Handset makers are reeling from the blow of economic slowdown. Both Nokia and Sony report losses during the first quarter but remain optimistic that the worst will soon be over.
The world’s largest cell phone maker, Nokia, reports a 90 percent drop in profits for the first quarter, while Sony Ericsson says it lost $387 in revenues from January to March this year.
“As expected, the first quarter of this year has been extremely challenging for Sony Ericsson due to continued weak global demand. We are aligning our business to the new market reality with the aim of bringing the company back to profitability as quickly as possible.” says Sony Ericsson Dick Komiyama.
Industry watchers have warned cell phone manufacturers of a decline in the mobile market for 2009 as users were unlikely to upgrade their existing handsets during the down economy.
Cell phone companies report about $161 million in profits for the first quarter, down from last year’s $1.6 billion for the same period.
Nokia sold 93.2 million mobile phones during the first quarter, a 19 percent year-over-year decline.
Sony is even faring worse than Nokia.
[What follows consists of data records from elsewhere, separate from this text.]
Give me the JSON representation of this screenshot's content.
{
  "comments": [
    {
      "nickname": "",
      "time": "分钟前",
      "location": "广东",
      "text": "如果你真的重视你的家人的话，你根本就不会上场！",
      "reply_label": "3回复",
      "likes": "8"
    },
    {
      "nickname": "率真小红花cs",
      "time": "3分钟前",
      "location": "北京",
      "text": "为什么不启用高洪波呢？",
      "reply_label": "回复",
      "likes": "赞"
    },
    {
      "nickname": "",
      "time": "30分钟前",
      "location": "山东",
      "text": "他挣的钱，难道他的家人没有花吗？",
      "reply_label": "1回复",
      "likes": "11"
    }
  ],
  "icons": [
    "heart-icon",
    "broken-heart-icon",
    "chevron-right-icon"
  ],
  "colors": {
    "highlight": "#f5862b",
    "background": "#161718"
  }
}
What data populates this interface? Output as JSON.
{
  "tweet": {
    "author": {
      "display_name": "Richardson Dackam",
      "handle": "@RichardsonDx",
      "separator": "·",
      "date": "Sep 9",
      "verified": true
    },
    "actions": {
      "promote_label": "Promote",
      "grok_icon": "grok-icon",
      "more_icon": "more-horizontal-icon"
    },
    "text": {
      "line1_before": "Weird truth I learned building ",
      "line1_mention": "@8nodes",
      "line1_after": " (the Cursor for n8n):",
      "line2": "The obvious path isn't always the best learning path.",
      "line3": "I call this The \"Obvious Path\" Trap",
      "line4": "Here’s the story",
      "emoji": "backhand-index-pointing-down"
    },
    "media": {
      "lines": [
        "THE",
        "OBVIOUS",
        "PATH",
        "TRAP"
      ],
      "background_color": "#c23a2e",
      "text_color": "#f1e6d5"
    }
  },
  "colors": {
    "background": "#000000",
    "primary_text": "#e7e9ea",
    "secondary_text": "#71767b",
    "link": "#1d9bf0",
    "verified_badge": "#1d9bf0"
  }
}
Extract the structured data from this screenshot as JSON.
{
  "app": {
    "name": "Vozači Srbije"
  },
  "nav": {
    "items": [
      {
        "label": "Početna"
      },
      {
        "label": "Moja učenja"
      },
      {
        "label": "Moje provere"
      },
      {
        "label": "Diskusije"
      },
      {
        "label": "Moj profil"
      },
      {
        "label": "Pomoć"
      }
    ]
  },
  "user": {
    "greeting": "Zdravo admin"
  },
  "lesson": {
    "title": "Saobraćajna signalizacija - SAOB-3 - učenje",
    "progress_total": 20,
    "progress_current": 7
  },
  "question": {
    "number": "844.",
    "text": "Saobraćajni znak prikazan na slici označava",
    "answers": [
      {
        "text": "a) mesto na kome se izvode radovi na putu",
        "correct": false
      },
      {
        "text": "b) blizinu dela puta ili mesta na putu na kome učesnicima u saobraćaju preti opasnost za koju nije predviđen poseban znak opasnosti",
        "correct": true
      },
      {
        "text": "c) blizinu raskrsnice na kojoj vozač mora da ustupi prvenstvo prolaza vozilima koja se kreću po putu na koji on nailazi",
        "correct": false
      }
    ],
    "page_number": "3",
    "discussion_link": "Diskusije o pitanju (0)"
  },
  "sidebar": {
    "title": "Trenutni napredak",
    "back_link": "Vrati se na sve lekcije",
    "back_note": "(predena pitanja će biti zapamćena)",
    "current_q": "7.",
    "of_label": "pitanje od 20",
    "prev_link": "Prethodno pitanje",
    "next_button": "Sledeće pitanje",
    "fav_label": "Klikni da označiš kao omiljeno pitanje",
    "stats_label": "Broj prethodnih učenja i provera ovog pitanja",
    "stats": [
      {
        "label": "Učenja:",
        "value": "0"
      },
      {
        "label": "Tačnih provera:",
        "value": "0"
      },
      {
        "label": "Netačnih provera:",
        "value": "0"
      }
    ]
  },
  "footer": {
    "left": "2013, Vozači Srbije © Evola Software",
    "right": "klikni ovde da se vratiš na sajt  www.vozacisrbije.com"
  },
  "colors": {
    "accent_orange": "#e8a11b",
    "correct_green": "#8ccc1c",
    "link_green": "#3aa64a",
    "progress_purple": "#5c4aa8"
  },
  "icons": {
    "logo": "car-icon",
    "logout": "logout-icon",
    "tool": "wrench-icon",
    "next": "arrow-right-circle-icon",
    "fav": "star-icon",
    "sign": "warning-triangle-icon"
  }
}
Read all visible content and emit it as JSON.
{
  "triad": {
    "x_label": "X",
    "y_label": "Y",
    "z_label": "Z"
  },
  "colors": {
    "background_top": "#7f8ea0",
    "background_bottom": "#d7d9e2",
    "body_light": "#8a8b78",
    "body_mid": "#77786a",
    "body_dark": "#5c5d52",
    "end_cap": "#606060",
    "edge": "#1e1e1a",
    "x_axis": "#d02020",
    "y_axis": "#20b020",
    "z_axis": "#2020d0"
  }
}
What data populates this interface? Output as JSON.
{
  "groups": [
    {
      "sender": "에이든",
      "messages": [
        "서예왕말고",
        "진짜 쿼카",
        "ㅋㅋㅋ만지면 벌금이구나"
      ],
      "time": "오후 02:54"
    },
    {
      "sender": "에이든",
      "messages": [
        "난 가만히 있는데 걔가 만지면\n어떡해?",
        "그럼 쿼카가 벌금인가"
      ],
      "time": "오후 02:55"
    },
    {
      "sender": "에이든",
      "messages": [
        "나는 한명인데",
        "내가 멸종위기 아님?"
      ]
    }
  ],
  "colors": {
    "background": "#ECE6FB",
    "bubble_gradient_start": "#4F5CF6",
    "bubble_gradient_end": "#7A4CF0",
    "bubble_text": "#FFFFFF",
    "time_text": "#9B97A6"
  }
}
The company will soon resort to retrenchment to save about $522 million in costs.
Sony has posted a 35 percent decline in cell phones shipped for the first quarter compared to the same period last year. Only 14.5 million handsets were shipped from January to March this year.
Unlike Nokia, Samsung and Motorola which offer entry-level handsets that are a big hit in Asia, Sony Ericsson mainly relies on sales of its high-end phones.
Sony foresees that the mobile market will shrink by 10 percent this year, a prediction that was also echoed by other mobile makers.
Despite the current bleak picture, both Nokia and Sony, however, say market stability is in the horizon.
“The market is no longer falling in an uncontrolled manner. I am encouraged by the sign of stabilization seen at the end of the first quarter,” Nokia CEO Olli-Pekka Kallasvuo told Information Week.
Nokia, however, remains the underdog in the smartphone market as Apple’s iPhone, RIMM’s Blackberry, and HTC smartphones continue to hold users spellbound.
Hopefully, the second quarter will see Nokia gaining ground in the smartphone race with its N97 expected to be a major hit globally. Already, the entry-level 5800 XpressMusic smartphone scored 2.6 million units in sales in the first quarter.
Nokia controls 37 percent of the overall mobile market pie, but it still needs to make significant penetration into the U.S. market which is largely dominated by local carriers.
Nokia, however, is set to be a key player in the U.S. mobile landscape by making more CDMA phones. Its E71 smartphone is now being marketed by telecommunications giant AT&T.
Nokia’s revenues are also expected to get a boost with the launch of its over-the-air application store, Ovi. It will be a find, buy, download, and install apps platform for Series 40 and Series 60 users, utilizing social networking and location-based information.
Like Nokia, Sonny is also gearing up to get a fair share of the smartphone market with the upcoming launch of its multiple mobile movie and music services as well as the Idou smartphone.